Prior to her London solo cabaret debut at the Crazy Coqs, Broadway star Melissa Errico spoke to The Stephen Sondheim Society about her favourite Sondheim shows, songs and roles...
1. What are your three favourite Sondheim songs and why?
Unfair question! It’s been hard enough getting my concert down to 16 songs. I’ll answer this but I will be changing my mind by the time I get to the end of my reply.
I love “I Remember” from Evening Primrose because it's a sublime song, a mood song, a trance-like poem in a sense, about memory and what we choose to remember.
I adore “Not While I’m Around” from Sweeney Todd because there is pure love in it – it is perfect proof that Sondheim teaches us to protect the most helpless ones we find. I love the Act One finale to Sunday in the Park with George because it represents everything I believe in – radically unlike people coming together in harmony, people of all kinds in a beautiful ensemble. Ok, now can i start my answer again, with three more!?
2. What is your favourite Sondheim song to perform and why?
Dot in Sunday in The Park With George.
I loved portraying her because she has so many wonderful songs – and moments – about making choices. She struggles to talk herself into loving Louis (everyone else loves him!!), and she holds some good debates with George and inside herself. The role is full of learning to choose, and the cost of certain choices, and the fact that we have to keep making choices in life, in order to survive.
3. What Sondheim role would you most like to play and why?
I’m going to skip over the ones that could possibly happen in the short term. I would hate to jinx myself! Actresses all have dreams. Maybe it’s best to keep them to your prayers. In the event that anyone reads this and the proverbial lightbulb might go off, I am ready to sing “Send in The Clowns” eight shows a week. Down the road, I sure would like a shot at Mrs Lovett!! I must get to sing “A Little Priest!” Angela Lansbury is everything.
4. What Sondheim lyric do you carry with you in your life?
"Careful the tale you tell, that is the spell."
["Children Will Listen", Into The Woods]
5. What has Sondheim brought to your life and career, so far?

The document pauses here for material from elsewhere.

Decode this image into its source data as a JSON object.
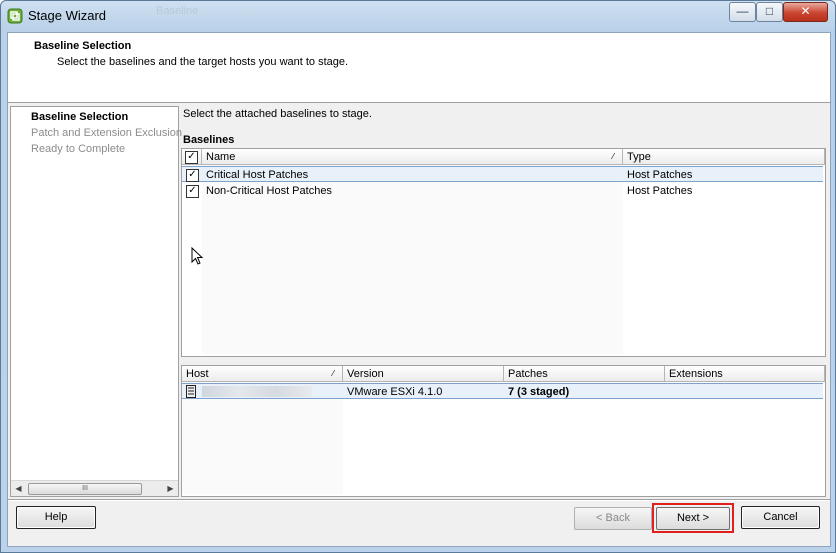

Sondheim himself? As a teacher, both directly and from studying him (listening to interviews and reading about him), he has brought me the ability to take criticism (to want it) and to trust myself, all at the same time. Strive and correct – but also take charge. The little I know of him outside of work, Sondheim seems to not like self-deprecation – I think he feels some of us waste a good deal of energy pulling ourselves down. Self-deprecation isn’t cute – it isn’t good for ourselves and it isn’t good for the human community.